Earlier this year, Brian Butterworth decided to figure out how many numbers the average person encounters in a day. He picked a Saturday for his self-experiment—as a cognitive neuroscientist and professor emeritus at University College London, Butterworth works with numbers, so a typical weekday wouldn’t have been fair. He went about his day as usual, but kept track of how frequently he saw or heard a number, whether that was a symbol, such as 4 or 5, or a word such as “four” or “five.” He flicked through the newspaper, listened to the radio, popped out for a bit of shopping (taking special note of price tags and car license plates), and then, at last, sat down to calculate a grand total.

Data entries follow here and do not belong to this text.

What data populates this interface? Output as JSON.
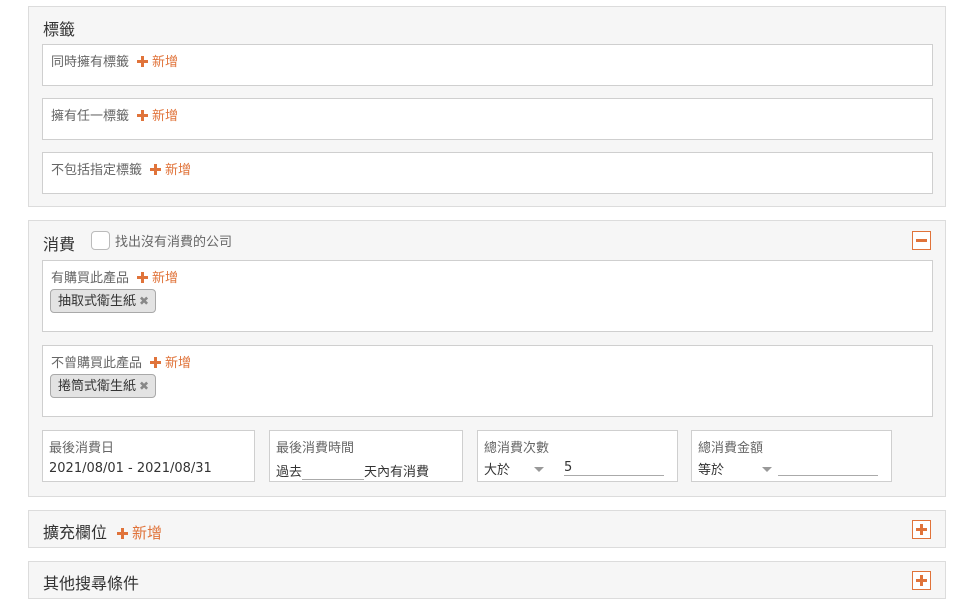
{
  "tags": {
    "title": "標籤",
    "boxes": [
      {
        "label": "同時擁有標籤",
        "add": "新增"
      },
      {
        "label": "擁有任一標籤",
        "add": "新增"
      },
      {
        "label": "不包括指定標籤",
        "add": "新增"
      }
    ]
  },
  "consumption": {
    "title": "消費",
    "checkbox_label": "找出沒有消費的公司",
    "bought": {
      "label": "有購買此產品",
      "add": "新增",
      "chip": "抽取式衛生紙"
    },
    "never_bought": {
      "label": "不曾購買此產品",
      "add": "新增",
      "chip": "捲筒式衛生紙"
    },
    "last_date": {
      "label": "最後消費日",
      "value": "2021/08/01 - 2021/08/31"
    },
    "last_time": {
      "label": "最後消費時間",
      "prefix": "過去",
      "value": "",
      "suffix": "天內有消費"
    },
    "count": {
      "label": "總消費次數",
      "operator": "大於",
      "value": "5"
    },
    "amount": {
      "label": "總消費金額",
      "operator": "等於",
      "value": ""
    }
  },
  "extend": {
    "title": "擴充欄位",
    "add": "新增"
  },
  "other": {
    "title": "其他搜尋條件"
  },
  "colors": {
    "accent": "#e0733a",
    "panel_bg": "#f6f6f6",
    "border": "#cfcfcf"
  },
  "icons": {
    "add": "plus-icon",
    "remove": "close-icon",
    "collapse": "minus-icon",
    "expand": "plus-icon",
    "dropdown": "caret-down-icon"
  }
}
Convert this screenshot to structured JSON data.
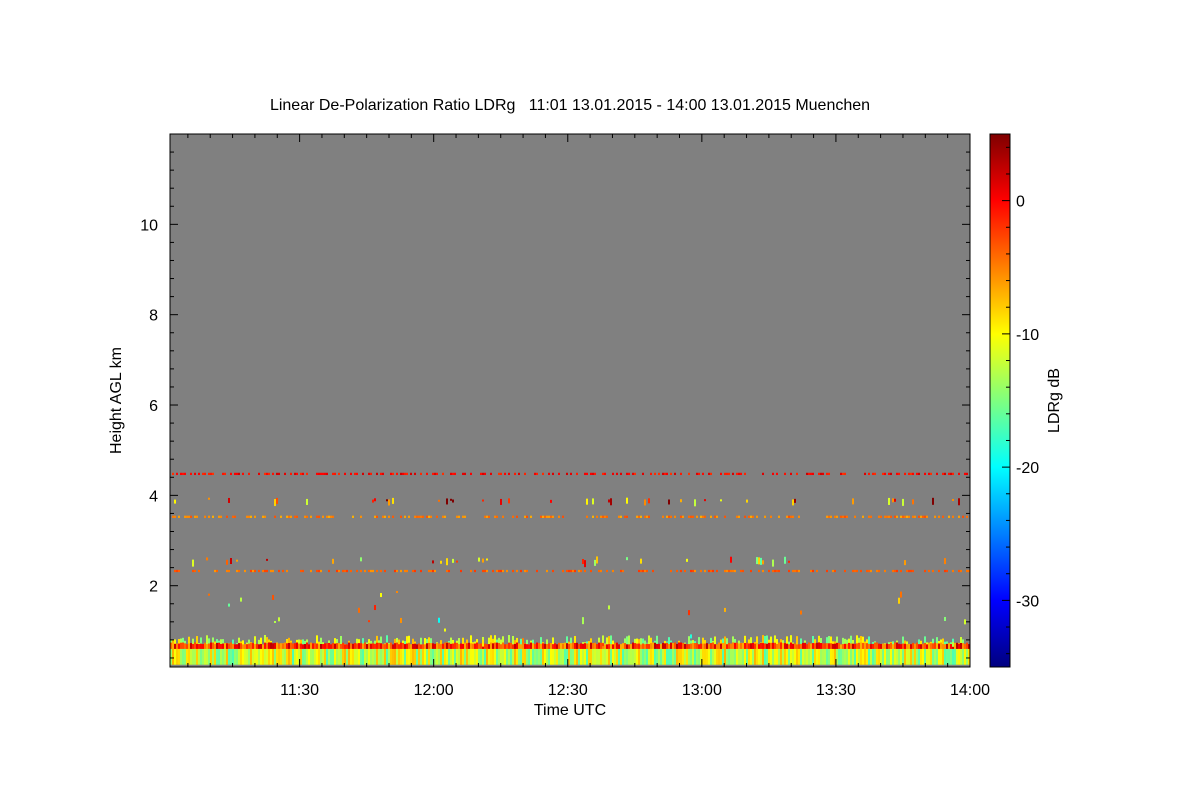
{
  "chart_data": {
    "type": "heatmap",
    "title": "Linear De-Polarization Ratio LDRg   11:01 13.01.2015 - 14:00 13.01.2015 Muenchen",
    "xlabel": "Time UTC",
    "ylabel": "Height AGL km",
    "colorbar_label": "LDRg dB",
    "x_range": [
      "11:01",
      "14:00"
    ],
    "x_ticks": [
      "11:30",
      "12:00",
      "12:30",
      "13:00",
      "13:30",
      "14:00"
    ],
    "ylim": [
      0.2,
      12.0
    ],
    "y_ticks": [
      2,
      4,
      6,
      8,
      10
    ],
    "colorbar_range": [
      -35,
      5
    ],
    "colorbar_ticks": [
      0,
      -10,
      -20,
      -30
    ],
    "background_color": "#808080",
    "colormap": [
      "#00007f",
      "#0000ff",
      "#007fff",
      "#00ffff",
      "#7fff7f",
      "#ffff00",
      "#ff7f00",
      "#ff0000",
      "#7f0000"
    ],
    "layers": [
      {
        "height_km": [
          0.25,
          0.6
        ],
        "ldr_db": -12,
        "coverage": "continuous"
      },
      {
        "height_km": [
          0.6,
          0.7
        ],
        "ldr_db": -2,
        "coverage": "continuous"
      },
      {
        "height_km": [
          0.7,
          1.9
        ],
        "ldr_db": -10,
        "coverage": "sparse"
      },
      {
        "height_km": [
          2.3,
          2.35
        ],
        "ldr_db": -4,
        "coverage": "intermittent"
      },
      {
        "height_km": [
          2.55,
          2.65
        ],
        "ldr_db": -7,
        "coverage": "sparse"
      },
      {
        "height_km": [
          3.5,
          3.55
        ],
        "ldr_db": -5,
        "coverage": "intermittent"
      },
      {
        "height_km": [
          3.9,
          3.95
        ],
        "ldr_db": -3,
        "coverage": "sparse"
      },
      {
        "height_km": [
          4.45,
          4.5
        ],
        "ldr_db": 0,
        "coverage": "intermittent"
      }
    ]
  }
}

“Would you like to take a guess?” he asks me when we speak over Zoom a couple of weeks later. I hazard that it’s well into the hundreds, but admit I’ve never thought about it before. He says: “I reckoned that I experienced about a thousand numbers an hour. A thousand numbers an hour is sixteen thousand numbers a day, is about five or six million a year. . . . That’s an awful lot of numbers.”